1. If you're coming here to start the visa process, be accurately informed. There are a lot of well-meaning people who want to help, but well-meaning is different than well-informed. Ask the right questions several different ways until you are SURE you have the updated and correct information. Go to the source!
2. Be careful who you hire! After experiencing incompetent as well as competent help, know that there is COMPETENT help. Make sure you check it out thoroughly before leaping. (Don't trust every ex-pat recommendation!)
3. DO NOT release any of your original documents to ANYONE you hire. They can work from a copy. We did not know this, which is why we had to tread lightly until we had all our documents back in hand, before unhooking from incompetency and starting all over and doing things on our own. We've heard horror stories of ex-pats who had to pay large sums to get their documents back from a hire-gone-wrong facilitator.
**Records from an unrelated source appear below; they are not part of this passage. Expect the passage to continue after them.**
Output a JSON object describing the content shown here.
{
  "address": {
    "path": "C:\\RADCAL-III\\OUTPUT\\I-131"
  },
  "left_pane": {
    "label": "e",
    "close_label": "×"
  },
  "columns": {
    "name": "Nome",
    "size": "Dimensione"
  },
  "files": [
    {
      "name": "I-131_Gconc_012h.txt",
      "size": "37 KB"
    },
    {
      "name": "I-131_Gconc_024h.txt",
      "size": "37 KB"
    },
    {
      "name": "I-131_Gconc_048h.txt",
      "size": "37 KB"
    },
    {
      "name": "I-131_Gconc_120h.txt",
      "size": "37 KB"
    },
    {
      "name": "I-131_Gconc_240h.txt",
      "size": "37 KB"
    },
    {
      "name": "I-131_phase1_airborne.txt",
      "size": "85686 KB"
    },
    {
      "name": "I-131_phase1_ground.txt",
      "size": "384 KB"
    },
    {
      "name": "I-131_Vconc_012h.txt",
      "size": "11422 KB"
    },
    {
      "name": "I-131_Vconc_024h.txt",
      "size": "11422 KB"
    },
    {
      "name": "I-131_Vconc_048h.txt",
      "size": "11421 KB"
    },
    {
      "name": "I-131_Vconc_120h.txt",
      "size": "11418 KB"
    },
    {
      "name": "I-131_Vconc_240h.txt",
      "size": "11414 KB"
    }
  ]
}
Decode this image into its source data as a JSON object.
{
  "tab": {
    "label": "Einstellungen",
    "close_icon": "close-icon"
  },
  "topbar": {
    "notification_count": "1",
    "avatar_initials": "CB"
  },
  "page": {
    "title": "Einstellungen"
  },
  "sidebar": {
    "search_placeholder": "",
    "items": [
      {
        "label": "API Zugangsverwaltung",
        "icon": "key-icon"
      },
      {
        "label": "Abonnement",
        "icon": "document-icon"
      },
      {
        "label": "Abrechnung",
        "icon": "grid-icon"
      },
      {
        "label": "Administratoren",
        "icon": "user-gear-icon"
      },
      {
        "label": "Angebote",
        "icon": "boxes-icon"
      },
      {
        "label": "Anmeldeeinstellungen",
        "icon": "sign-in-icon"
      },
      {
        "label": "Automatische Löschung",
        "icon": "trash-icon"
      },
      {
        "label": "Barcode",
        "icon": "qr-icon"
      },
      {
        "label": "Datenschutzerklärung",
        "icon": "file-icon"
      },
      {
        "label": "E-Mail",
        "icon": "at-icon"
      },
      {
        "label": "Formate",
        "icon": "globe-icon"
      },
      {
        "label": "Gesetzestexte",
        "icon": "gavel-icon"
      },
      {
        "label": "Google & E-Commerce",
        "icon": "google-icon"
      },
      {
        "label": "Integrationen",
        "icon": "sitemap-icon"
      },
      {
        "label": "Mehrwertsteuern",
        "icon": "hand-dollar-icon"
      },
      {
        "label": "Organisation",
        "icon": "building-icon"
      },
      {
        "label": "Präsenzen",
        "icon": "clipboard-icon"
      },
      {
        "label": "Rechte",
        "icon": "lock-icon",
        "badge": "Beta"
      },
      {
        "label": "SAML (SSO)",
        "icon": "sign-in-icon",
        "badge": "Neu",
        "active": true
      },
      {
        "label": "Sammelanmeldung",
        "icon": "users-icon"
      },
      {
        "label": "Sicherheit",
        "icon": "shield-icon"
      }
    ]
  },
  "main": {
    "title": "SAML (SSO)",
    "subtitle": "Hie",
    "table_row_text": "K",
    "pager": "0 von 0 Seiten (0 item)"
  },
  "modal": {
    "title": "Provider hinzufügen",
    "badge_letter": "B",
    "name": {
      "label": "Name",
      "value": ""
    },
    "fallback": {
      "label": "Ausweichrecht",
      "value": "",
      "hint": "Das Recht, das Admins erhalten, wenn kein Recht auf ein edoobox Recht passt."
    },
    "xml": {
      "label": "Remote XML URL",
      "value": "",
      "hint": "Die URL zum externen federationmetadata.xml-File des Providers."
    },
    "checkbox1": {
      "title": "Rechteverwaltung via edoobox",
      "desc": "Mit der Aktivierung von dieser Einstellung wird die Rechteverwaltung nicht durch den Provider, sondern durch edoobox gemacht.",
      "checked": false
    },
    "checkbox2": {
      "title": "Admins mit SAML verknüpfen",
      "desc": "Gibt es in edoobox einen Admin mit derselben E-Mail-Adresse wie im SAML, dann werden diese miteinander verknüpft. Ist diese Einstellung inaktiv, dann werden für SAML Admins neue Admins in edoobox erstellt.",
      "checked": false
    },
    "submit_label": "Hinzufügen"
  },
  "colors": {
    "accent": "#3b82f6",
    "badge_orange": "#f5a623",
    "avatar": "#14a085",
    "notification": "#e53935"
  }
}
4. If your documents are pretty straight-forward, know that you can accomplish this process yourselves. We didn't have any complicated name changes, out-of-country birth certificates, etc. Our application process could have been quite simple.
5. Get your certified apostilled documents very close to the time you are ready to leave for Ecuador. They are time-sensitive and you never know what will delay your visa process here. It is expensive and sometimes difficult to get new documents if the ones you bring in expire (trust me!). Our documents were acquired within weeks before we left Oregon, and one still expired because of hired incompetency - Grrrrrrr!!!
6. Make sure you know the exact documents you need to bring for your particular situation and the type of visa you are applying for. Get a current update on what immigration is requiring, not what every "I think" nor "this is what I needed" answer you get says. Go to the source. CALL IMMIGRATION. Be clear on the answers your hearing!!! (See number 1 above)
7. Get your documents translated and notarized here. Having them translated to Spanish and notarized here is not a difficult process, nor expensive if you find someone trustworthy, fair and competent (we did, finally!). If there are errors, you then have that person right here to go back to who can make corrections, sign and re-notarize the corrected pages expediently.
***Again, this is not a difficult process if you do your homework and come prepared!****
This is to thank everyone who supported us when we were struggling and needed friends to make us laugh, when we felt hopeless and needed encouragement, when we were clueless and needed help, when we lost faith and needed prayers (thank you, thank you), and when we were frustrated and venting and just needed someone to listen to us. In the short time here, we've made friends with a few couples and Ecuadorian friends who have truly been there for us. This alone has made it all worthwhile.
Here we remain for the next two months waiting for our final visa call, then it's Cedula application time. To be continued.........